The importance of site speed led to some companies losing rankings. For companies who could not improve their website architecture a good short term fix was to make the most of Google AdWords. Although site speed can harm your quality score you still have a chance of appearing for key terms with a higher spend.
In 2005 Google began using the history of searches to adjust results and make them more specific for the user. Personalised search has evolved over the years with the integration of Google Plus.
While personalised search has undoubtedly benefited the Google user, it has also made SEO more challenging. The constant change in rankings and personalised data has made consistent rankings a thing of the past. One way to consistently target a primary term and get round personalised search is to use Google AdWords.
AdWords Extensions have been around for years but the features are becoming more and more dominant in search results. Location extensions, sitelink extensions and product extensions are all valuable features which give paid search a visible advantage over natural search.
As Google roll out more extensions that fill the screen and make adverts more appealing the CTR is going to continue moving over to paid search. Google Shopping is also being phased out and customers of the Merchant Centre are being pushed to use AdWords to continue to get their products shown in the search results. This is the only way they can have product images shown in the results and advertisers will need to pay for the clicks on their products.

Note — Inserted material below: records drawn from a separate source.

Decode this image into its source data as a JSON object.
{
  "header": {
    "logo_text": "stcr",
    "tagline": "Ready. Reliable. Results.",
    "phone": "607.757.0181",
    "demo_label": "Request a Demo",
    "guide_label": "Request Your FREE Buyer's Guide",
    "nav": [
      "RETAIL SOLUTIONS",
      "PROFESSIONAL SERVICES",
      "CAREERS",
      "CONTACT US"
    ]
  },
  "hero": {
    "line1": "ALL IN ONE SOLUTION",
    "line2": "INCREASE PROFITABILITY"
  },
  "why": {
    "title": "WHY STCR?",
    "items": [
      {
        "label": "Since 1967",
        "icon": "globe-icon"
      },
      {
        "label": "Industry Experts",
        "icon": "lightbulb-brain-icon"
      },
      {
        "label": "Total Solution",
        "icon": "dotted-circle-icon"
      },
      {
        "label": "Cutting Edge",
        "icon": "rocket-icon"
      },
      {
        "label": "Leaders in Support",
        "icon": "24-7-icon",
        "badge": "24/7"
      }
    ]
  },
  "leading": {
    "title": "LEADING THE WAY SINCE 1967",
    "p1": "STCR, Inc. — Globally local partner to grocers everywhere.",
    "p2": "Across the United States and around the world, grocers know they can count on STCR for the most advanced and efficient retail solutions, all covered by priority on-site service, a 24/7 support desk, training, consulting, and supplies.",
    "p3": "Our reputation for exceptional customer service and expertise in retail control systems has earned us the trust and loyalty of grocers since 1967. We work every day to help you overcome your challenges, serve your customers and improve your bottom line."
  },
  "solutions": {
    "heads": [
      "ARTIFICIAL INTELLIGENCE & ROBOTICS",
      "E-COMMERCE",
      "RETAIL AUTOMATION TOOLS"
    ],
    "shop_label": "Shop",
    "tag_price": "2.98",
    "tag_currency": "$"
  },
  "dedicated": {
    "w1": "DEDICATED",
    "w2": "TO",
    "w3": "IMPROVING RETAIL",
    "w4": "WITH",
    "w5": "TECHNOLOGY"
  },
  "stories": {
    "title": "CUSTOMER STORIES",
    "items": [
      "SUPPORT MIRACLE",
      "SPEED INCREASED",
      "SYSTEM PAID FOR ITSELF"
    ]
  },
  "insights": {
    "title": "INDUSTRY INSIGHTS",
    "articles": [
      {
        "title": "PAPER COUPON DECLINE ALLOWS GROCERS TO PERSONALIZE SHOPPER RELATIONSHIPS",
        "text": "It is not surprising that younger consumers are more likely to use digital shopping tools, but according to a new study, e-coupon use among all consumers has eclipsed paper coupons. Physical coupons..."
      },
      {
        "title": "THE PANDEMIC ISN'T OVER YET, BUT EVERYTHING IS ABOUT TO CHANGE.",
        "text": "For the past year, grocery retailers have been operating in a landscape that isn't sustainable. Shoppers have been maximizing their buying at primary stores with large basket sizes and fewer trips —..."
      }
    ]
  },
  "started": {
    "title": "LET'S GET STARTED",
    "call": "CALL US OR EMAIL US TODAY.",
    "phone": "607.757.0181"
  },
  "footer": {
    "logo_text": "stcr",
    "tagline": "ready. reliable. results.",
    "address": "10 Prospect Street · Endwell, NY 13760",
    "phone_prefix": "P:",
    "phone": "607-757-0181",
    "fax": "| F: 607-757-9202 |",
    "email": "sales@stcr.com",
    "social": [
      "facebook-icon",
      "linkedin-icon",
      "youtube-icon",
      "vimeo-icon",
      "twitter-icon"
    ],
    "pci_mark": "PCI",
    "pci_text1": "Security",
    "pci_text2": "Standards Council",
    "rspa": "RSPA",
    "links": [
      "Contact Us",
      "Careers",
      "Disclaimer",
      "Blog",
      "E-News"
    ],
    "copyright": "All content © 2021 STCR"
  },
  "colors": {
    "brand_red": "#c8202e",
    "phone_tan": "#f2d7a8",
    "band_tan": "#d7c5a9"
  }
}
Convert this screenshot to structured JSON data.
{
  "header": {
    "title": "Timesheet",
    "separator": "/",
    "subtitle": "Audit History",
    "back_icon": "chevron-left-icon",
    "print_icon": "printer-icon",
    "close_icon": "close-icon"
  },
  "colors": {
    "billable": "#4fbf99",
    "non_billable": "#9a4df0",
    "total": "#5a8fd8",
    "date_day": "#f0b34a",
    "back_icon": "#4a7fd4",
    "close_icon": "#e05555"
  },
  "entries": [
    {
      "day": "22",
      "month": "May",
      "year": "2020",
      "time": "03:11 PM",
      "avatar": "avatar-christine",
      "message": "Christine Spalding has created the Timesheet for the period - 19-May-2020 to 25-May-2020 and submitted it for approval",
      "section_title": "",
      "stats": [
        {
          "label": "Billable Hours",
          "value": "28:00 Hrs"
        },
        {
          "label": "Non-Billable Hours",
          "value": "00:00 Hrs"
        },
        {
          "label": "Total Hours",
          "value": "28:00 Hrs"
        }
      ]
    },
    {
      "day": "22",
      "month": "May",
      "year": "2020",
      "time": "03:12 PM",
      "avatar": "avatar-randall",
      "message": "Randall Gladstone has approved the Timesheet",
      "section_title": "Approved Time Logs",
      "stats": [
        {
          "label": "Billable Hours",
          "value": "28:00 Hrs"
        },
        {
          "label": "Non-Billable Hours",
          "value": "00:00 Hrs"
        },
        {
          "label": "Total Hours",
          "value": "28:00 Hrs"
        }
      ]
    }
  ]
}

There are plenty of conspiracy theories out there and here is another one to cause a debate. Is SEO dead? No. Does it take more effort and time to achieve results? Yes. Google’s evolution of new products and algorithm updates makes AdWords more attractive. Whether that is deliberate or not, there is no denying that if you have the budget Google AdWords has never been better.
The search engine giants have made big changes over the last year, most notably Penguin and Panda. The sound bites coming from Google are that they want to become better at detecting unnatural backlinks and rewarding good quality content.
I’m all for a better search engine that rewards ‘best practice SEO’ but is there such a thing as too much change? Are they clamping down on over optimisation or are they making changes for change’s sake?
If you look at the big picture, Google wants SEO to be unreliable and flaky. Their paid advertising service (AdWords) has one main competitor and that is SEO. The more they came make SEO seem bad the more you will be tempted to use AdWords.
It may seem a tad cynical, but next time Google runs an update (beware of Koala 7.2) ask yourself is this helping the user or the stakeholder?
What should you do?
While you can still get invaluable traffic from SEO, I think you need to spread your bets. If your whole business model is based on Google’s algorithm you will constantly be playing catchup. My advice would be to invest in content marketing and social media, alongside traditional SEO. Equally important; you need to get to grips with AdWords.
The inevitable algorithm updates will force more people to use AdWords which will make it a more competitive marketplace. If you are not familiar with AdWords and quality score, I suggest you get learning. For beginners we have just published a new Whitepaper to get your started in PPC for Google.
If anyone has any feedback on my conspiracy theory I would love to hear your thoughts. Are the constant Google updates for the user or the stakeholder?